  58. van der Voort, A., Linting, M., Juffer, F., Bakermans-Kranenburg, M. J., Schoenmaker, C., & van Ijzendoorn, M. H. (2014). The development of adolescents’ internalizing behavior: longitudinal effects of maternal sensitivity and child inhibition. Journal of Youth and Adolescence, 43, 528–540. doi: 10.1007/s10964-013-9976-7.PubMedCrossRefGoogle Scholar
  59. Whittle, S., Yap, M. B., Yucel, M., Sheeber, L., Simmons, J. G., Pantelis, C., & Allen, N. B. (2009). Maternal responses to adolescent positive affect are associated with adolescents’ reward neuroanatomy. Social Cognitive and Affective Neuroscience, 4, 247–256. doi: 10.1093/scan/nsp012.PubMedCentralPubMedCrossRefGoogle Scholar
  60. Whittle, S., Yucel, M., Forbes, E. E., Davey, C. G., Harding, I. H., Sheeber, L., et al. (2012). Adolescents’ depressive symptoms moderate neural responses to their mothers’ positive behavior. Social Cognitive and Affective Neuroscience, 7, 23–34. doi: 10.1093/scan/nsr049.PubMedCentralPubMedCrossRefGoogle Scholar
  61. Williams, L. R., Degnan, K. A., Perez-Edgar, K. E., Henderson, H. A., Rubin, K. H., Pine, D. S., et al. (2009). Impact of behavioral inhibition and parenting style on internalizing and externalizing problems from early childhood through adolescence. Journal of Abnormal Child Psychology, 37, 1063–1075. doi: 10.1007/s10802-009-9331-3.PubMedCentralPubMedCrossRefGoogle Scholar
  62. Yap, M. B., Whittle, S., Yucel, M., Sheeber, L., Pantelis, C., Simmons, J. G., & Allen, N. B. (2008). Interaction of parenting experiences and brain structure in the prediction of depressive symptoms in adolescents. Archives of General Psychiatry, 65, 1377–1385. doi: 10.1001/archpsyc.65.12.1377.PubMedCrossRefGoogle Scholar

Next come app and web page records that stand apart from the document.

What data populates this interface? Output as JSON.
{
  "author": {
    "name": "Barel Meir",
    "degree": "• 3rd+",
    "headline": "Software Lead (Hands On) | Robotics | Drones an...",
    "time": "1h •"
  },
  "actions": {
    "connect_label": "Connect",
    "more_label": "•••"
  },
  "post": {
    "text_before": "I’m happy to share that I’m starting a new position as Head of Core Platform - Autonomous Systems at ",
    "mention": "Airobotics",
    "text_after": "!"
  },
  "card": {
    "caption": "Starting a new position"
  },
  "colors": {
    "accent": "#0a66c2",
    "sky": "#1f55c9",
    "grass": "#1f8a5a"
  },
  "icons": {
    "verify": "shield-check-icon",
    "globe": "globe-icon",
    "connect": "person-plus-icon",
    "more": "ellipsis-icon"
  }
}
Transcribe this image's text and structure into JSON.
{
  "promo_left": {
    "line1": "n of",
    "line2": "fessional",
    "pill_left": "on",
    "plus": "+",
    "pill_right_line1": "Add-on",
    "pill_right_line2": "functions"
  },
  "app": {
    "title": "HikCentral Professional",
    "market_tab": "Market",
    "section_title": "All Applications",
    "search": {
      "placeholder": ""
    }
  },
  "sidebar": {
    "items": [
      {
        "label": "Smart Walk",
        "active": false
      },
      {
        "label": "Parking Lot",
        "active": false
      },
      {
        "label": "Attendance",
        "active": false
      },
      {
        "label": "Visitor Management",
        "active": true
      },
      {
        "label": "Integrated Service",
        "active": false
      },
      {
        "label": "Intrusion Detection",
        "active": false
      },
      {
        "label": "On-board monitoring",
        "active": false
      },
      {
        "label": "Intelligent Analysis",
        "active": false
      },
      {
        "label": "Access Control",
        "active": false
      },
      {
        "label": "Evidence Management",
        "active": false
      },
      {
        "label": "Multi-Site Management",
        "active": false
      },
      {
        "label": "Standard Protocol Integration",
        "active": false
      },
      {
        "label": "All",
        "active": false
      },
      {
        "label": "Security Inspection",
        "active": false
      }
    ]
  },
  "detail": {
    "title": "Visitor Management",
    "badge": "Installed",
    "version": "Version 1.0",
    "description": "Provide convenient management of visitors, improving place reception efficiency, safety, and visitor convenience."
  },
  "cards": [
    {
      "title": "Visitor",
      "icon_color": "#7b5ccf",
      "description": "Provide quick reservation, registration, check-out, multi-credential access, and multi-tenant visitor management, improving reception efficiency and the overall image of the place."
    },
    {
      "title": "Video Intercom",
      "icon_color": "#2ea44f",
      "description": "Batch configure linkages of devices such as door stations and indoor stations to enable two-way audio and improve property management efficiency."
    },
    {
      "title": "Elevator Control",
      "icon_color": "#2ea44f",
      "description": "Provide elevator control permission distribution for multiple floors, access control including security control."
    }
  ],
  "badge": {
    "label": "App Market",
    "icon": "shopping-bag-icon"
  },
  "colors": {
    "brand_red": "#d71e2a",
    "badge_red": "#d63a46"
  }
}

Copyright information

© Springer Science+Business Media New York 2015

Authors and Affiliations

  • Amanda E. Guyer
    • 1
    Email author
  • Johanna M. Jarcho
    • 2
  • Koraly Pérez-Edgar
    • 3
  • Kathryn A. Degnan
    • 4
  • Daniel S. Pine
    • 2
  • Nathan A. Fox
    • 4
  • Eric E. Nelson
    • 2
  1. 1.Department of Human Ecology, Center for Mind and BrainUniversity of California DavisDavisUSA
  2. 2.Section on Development and Affective Neuroscience, Intramural Program of Research, National Institute of Mental HealthNational Institutes of HealthBethesdaUSA
  3. 3.Department of PsychologyThe Pennsylvania State UniversityUniversity ParkUSA
  4. 4.Department of Human Development and Quantitative MethodologyUniversity of MarylandCollege ParkUSA

Personalised recommendations